§ **INSTRUCTIONS FOR THE TASK**
Look through the listing and report every line that has "Registration" in it.

§ **AVAILABLE DATA**
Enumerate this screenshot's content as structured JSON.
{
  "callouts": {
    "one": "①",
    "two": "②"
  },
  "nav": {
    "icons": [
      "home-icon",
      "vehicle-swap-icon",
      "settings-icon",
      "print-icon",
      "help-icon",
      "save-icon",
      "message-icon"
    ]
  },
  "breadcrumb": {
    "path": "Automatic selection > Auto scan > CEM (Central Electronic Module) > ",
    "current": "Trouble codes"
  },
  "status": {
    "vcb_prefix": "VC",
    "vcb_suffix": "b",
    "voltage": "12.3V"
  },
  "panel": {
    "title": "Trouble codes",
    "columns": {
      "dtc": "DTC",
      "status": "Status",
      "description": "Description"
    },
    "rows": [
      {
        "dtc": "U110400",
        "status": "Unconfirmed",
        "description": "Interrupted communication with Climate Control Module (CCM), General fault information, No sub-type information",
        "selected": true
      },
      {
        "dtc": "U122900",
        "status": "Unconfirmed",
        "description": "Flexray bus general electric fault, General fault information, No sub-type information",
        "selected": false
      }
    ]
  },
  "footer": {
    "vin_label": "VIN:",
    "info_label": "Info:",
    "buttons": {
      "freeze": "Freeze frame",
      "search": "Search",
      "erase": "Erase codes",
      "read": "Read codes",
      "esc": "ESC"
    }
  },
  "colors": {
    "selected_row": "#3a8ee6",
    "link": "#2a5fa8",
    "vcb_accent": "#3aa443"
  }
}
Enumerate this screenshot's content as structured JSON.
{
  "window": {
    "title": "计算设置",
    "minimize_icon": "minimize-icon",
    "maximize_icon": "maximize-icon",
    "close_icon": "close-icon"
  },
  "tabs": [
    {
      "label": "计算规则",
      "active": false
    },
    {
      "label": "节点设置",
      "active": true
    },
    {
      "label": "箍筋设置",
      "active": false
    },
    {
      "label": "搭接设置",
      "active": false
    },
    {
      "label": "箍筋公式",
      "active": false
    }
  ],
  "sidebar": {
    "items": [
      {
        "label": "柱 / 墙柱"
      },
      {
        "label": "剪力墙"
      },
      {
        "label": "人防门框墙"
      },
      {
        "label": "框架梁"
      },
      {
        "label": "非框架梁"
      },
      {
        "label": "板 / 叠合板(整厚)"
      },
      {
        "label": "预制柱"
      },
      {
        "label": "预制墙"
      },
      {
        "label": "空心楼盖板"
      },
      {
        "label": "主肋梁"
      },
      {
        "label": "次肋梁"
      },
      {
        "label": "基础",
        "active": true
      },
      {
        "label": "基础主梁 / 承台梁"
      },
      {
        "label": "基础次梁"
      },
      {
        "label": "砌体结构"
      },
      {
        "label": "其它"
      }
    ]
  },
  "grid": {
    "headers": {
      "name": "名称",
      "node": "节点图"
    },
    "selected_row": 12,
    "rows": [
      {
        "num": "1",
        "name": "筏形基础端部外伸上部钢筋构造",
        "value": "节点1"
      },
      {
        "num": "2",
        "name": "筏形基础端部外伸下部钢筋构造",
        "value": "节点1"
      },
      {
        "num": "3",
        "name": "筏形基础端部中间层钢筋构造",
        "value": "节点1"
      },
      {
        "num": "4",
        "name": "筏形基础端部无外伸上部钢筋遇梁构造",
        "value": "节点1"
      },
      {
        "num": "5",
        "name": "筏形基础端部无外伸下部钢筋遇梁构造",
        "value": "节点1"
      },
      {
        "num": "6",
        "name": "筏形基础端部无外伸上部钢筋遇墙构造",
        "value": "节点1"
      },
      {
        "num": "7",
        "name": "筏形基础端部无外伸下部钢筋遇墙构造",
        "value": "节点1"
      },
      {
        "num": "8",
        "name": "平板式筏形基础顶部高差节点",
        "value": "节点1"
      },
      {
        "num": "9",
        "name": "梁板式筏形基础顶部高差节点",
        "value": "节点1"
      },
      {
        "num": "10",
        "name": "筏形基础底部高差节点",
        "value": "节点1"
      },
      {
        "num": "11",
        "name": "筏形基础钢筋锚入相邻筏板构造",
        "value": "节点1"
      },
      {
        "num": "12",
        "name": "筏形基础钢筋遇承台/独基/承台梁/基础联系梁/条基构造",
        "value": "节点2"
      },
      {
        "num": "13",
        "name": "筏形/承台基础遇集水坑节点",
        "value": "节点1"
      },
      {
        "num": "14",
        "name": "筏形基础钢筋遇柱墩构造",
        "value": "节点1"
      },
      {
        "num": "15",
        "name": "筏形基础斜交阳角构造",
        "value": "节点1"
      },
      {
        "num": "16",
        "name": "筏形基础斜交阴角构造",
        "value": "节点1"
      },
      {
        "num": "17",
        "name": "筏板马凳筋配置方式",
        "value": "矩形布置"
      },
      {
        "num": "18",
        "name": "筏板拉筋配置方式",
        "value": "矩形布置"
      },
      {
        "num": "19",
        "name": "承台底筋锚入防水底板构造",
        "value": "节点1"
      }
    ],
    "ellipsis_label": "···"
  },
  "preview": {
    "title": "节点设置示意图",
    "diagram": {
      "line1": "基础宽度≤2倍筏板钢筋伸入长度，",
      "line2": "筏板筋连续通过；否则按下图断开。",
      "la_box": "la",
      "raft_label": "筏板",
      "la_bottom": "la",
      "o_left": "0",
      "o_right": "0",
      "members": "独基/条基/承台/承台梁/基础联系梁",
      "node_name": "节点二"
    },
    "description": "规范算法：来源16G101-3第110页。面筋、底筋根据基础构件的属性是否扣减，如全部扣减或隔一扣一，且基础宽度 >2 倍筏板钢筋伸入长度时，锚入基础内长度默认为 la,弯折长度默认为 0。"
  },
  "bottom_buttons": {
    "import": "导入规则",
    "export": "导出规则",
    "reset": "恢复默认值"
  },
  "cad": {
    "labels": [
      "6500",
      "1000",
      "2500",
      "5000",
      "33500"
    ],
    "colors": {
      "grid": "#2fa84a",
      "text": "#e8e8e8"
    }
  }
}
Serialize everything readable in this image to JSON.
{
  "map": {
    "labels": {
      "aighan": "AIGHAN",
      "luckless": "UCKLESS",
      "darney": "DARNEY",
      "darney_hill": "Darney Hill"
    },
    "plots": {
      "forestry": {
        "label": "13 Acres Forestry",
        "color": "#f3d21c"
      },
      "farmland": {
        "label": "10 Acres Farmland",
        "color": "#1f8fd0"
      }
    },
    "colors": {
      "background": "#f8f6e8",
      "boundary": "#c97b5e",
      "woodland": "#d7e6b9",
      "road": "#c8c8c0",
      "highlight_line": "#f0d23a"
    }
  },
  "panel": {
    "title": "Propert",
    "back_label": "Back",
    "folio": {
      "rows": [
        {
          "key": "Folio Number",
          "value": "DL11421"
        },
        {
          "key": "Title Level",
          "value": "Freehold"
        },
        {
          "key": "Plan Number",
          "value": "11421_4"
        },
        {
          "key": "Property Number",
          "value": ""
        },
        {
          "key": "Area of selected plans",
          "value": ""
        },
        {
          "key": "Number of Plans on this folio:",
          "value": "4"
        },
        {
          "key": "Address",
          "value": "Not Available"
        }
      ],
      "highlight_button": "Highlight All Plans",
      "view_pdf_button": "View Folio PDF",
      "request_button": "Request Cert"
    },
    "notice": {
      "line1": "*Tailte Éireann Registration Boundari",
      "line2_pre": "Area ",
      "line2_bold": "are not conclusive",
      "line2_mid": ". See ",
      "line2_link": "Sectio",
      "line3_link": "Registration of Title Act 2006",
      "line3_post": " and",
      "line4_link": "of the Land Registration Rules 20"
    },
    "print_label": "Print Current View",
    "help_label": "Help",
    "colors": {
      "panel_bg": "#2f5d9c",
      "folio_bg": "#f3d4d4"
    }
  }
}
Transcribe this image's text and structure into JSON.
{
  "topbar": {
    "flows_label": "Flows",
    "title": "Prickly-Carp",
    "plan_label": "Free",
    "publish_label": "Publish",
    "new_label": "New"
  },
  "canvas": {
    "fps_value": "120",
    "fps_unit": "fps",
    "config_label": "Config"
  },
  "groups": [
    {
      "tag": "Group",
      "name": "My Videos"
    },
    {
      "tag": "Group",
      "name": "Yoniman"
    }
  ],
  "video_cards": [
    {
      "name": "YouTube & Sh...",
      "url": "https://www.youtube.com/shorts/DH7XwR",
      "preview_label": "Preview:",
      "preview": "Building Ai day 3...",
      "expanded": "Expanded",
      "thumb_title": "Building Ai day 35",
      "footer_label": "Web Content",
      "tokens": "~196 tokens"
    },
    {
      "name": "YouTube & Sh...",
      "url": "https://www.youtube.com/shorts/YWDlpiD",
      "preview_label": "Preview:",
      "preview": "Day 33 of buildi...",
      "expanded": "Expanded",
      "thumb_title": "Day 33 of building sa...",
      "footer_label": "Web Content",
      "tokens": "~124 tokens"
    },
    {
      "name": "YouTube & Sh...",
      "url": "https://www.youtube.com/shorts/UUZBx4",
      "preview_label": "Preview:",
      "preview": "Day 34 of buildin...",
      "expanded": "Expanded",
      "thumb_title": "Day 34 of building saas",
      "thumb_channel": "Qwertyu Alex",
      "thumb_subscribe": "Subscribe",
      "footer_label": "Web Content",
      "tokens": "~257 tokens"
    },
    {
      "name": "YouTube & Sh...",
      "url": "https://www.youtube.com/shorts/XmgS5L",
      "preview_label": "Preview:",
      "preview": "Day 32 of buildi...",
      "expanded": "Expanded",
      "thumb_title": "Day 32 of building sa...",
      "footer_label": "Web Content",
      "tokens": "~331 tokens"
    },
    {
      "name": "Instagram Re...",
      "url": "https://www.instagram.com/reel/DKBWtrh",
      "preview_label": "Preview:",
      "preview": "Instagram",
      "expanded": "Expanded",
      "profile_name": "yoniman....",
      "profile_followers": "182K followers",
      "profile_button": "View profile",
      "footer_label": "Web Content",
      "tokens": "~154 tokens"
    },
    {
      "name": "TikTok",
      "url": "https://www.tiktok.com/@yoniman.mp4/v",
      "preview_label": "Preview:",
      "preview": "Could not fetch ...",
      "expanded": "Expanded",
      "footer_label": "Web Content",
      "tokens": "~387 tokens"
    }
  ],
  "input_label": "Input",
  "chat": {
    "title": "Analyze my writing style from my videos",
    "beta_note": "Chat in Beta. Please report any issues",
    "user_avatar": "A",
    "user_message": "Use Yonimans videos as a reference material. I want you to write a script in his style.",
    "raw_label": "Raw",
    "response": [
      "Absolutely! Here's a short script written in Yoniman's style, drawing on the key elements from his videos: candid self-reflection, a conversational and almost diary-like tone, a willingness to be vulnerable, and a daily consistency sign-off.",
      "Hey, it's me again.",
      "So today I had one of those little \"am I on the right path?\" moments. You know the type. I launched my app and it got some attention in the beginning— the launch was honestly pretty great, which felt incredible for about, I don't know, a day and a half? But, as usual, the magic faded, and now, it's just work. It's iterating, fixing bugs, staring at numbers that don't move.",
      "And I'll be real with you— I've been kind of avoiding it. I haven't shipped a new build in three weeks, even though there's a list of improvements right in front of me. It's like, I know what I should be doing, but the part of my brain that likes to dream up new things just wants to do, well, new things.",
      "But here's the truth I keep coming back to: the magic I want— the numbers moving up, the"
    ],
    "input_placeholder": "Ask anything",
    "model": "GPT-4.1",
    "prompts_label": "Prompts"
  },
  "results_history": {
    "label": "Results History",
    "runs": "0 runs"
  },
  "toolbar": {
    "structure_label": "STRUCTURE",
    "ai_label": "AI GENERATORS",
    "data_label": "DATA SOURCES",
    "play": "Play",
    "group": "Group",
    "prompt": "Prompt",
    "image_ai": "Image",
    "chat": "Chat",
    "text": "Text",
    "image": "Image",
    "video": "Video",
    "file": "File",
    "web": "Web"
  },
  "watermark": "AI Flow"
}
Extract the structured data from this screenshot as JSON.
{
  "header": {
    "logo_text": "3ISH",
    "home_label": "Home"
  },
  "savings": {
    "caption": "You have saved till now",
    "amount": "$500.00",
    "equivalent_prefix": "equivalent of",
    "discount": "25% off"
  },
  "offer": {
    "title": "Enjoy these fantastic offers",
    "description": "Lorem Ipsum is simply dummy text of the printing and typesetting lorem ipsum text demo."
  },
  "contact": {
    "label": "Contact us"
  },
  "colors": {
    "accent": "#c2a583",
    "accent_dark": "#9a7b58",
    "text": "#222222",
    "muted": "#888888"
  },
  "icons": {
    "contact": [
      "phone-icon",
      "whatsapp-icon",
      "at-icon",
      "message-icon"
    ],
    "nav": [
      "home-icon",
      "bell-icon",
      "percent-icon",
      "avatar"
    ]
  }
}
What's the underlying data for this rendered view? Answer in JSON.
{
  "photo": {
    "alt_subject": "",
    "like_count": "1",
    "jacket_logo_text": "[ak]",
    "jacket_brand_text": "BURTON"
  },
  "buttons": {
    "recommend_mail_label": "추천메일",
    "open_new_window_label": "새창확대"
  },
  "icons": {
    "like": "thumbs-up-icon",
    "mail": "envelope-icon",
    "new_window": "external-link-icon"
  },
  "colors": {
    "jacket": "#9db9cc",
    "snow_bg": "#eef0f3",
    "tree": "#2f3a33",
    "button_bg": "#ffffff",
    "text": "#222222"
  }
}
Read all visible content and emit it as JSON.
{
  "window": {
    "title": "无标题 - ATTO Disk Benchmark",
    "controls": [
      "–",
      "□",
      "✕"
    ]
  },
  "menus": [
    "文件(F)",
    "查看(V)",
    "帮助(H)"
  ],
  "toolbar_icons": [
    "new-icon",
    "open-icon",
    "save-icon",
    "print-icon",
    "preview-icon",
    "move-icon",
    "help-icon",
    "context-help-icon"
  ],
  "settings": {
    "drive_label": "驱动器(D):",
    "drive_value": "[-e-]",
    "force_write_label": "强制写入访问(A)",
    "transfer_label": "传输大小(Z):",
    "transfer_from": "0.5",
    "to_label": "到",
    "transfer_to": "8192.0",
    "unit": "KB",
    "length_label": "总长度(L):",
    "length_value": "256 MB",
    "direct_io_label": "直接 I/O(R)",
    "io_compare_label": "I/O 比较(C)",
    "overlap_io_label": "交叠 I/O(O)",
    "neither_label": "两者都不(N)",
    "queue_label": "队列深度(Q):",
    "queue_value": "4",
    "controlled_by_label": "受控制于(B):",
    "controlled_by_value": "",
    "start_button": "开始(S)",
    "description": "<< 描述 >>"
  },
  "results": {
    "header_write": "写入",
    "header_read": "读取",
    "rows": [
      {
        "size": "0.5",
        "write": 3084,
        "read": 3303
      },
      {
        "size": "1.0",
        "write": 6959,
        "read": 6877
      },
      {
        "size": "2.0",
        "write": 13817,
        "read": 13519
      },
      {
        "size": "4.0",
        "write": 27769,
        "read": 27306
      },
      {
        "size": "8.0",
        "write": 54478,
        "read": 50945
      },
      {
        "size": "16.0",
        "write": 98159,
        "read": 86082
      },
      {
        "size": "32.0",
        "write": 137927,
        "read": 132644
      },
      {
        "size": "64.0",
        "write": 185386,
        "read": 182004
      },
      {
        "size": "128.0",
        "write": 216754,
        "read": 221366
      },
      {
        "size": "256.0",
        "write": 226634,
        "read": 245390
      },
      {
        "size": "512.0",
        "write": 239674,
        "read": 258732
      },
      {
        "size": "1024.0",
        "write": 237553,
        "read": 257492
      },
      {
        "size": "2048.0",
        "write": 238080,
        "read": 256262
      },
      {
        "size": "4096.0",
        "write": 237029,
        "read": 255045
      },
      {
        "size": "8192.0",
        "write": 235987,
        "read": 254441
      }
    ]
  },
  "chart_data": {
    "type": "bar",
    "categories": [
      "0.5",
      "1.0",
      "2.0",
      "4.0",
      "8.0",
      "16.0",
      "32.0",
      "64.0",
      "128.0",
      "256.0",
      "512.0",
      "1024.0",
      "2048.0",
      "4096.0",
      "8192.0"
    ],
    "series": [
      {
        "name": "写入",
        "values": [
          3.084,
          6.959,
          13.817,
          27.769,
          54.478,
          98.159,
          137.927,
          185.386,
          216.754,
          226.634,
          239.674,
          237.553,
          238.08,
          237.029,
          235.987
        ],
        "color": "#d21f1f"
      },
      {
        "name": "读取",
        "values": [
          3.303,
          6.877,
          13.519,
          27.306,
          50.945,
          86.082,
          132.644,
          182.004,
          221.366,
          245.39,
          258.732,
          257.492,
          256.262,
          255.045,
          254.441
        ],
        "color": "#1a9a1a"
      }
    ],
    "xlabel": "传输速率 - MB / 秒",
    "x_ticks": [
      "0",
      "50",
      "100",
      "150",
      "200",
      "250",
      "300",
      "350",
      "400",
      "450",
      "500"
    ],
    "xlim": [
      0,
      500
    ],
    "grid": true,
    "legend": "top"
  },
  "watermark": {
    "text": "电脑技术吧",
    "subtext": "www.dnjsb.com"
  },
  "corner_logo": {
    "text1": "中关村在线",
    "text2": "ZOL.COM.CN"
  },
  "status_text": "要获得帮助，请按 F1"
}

§ **WORKED SOLUTION**
      "line1": "*Tailte Éireann Registration Boundari",
      "line3_link": "Registration of Title Act 2006",
      "line4_link": "of the Land Registration Rules 20"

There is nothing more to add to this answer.